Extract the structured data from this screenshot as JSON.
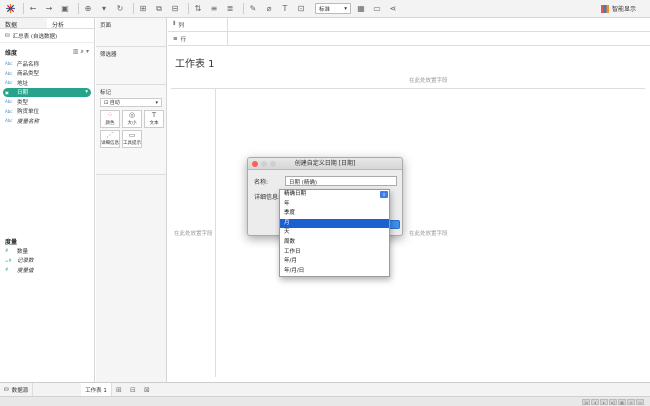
{
  "toolbar": {
    "mark_type_select": "标准",
    "show_me_label": "智能显示"
  },
  "left_panel": {
    "tabs": [
      "数据",
      "分析"
    ],
    "datasource": "汇总表 (自选数据)",
    "dimensions_header": "维度",
    "dimensions": [
      {
        "type": "Abc",
        "label": "产品名称",
        "style": "normal"
      },
      {
        "type": "Abc",
        "label": "商品类型",
        "style": "normal"
      },
      {
        "type": "Abc",
        "label": "地址",
        "style": "normal"
      },
      {
        "type": "▣",
        "label": "日期",
        "style": "selected"
      },
      {
        "type": "Abc",
        "label": "类型",
        "style": "normal"
      },
      {
        "type": "Abc",
        "label": "购货单位",
        "style": "normal"
      },
      {
        "type": "Abc",
        "label": "度量名称",
        "style": "italic"
      }
    ],
    "measures_header": "度量",
    "measures": [
      {
        "type": "#",
        "label": "数量",
        "style": "normal"
      },
      {
        "type": "=#",
        "label": "记录数",
        "style": "italic"
      },
      {
        "type": "#",
        "label": "度量值",
        "style": "italic"
      }
    ]
  },
  "shelves": {
    "pages": "页面",
    "filters": "筛选器",
    "marks": "标记",
    "marks_type": "自动",
    "mark_buttons": [
      "颜色",
      "大小",
      "文本",
      "详细信息",
      "工具提示"
    ],
    "columns": "列",
    "rows": "行"
  },
  "canvas": {
    "title": "工作表 1",
    "drop_field_top": "在此处放置字段",
    "drop_field_left": "在此处放置字段",
    "drop_field_right": "在此处放置字段"
  },
  "bottom": {
    "datasource_tab": "数据源",
    "sheet_tab": "工作表 1"
  },
  "dialog": {
    "title": "创建自定义日期 [日期]",
    "name_label": "名称:",
    "name_value": "日期 (精确)",
    "detail_label": "详细信息:",
    "selected_option": "精确日期",
    "options": [
      "精确日期",
      "年",
      "季度",
      "月",
      "天",
      "周数",
      "工作日",
      "年/月",
      "年/月/日"
    ],
    "highlighted_index": 3
  },
  "colors": {
    "accent_green": "#26a38a",
    "highlight_blue": "#1c5fcf"
  }
}
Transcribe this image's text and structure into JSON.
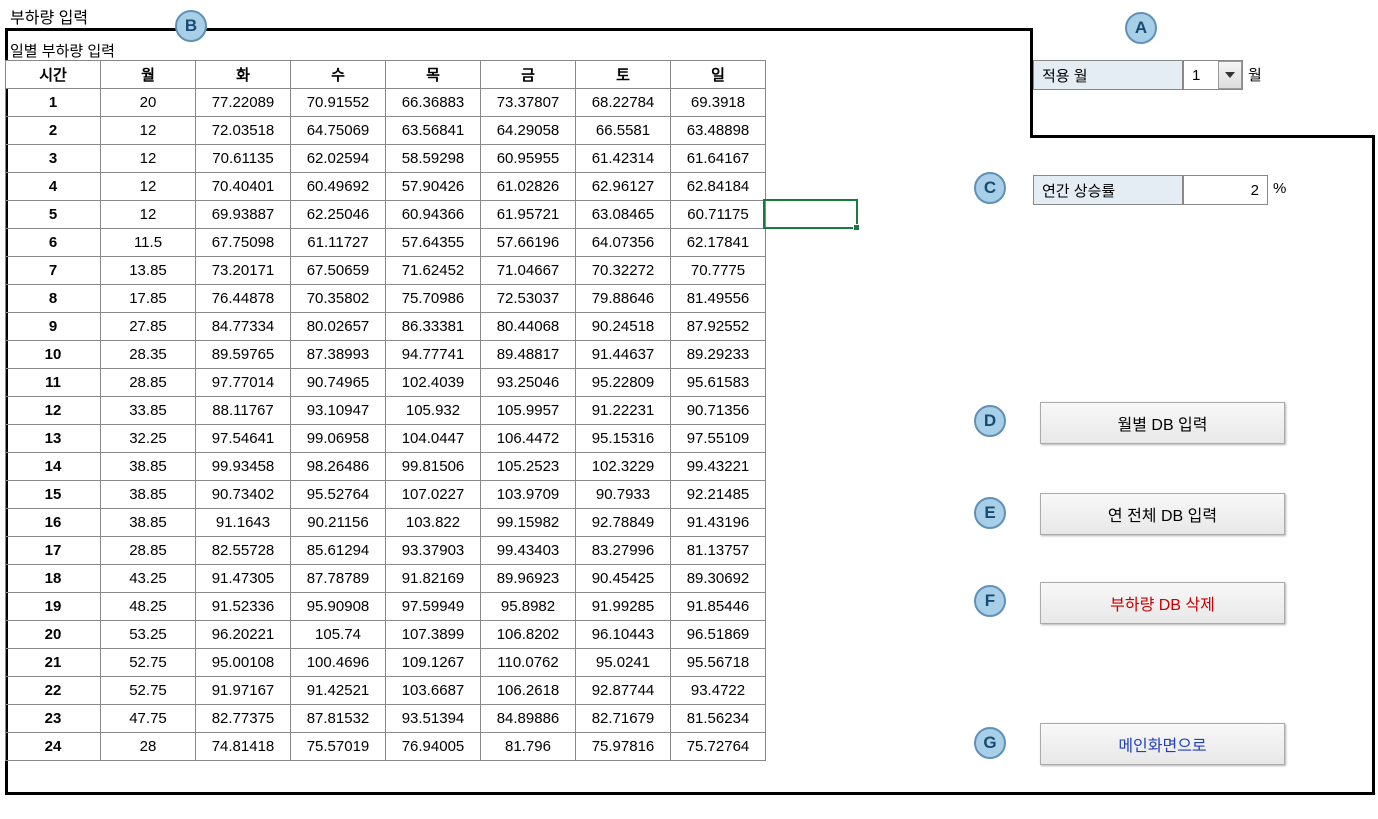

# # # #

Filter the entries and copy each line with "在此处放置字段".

    "drop_field_top": "在此处放置字段",
    "drop_field_left": "在此处放置字段",
    "drop_field_right": "在此处放置字段"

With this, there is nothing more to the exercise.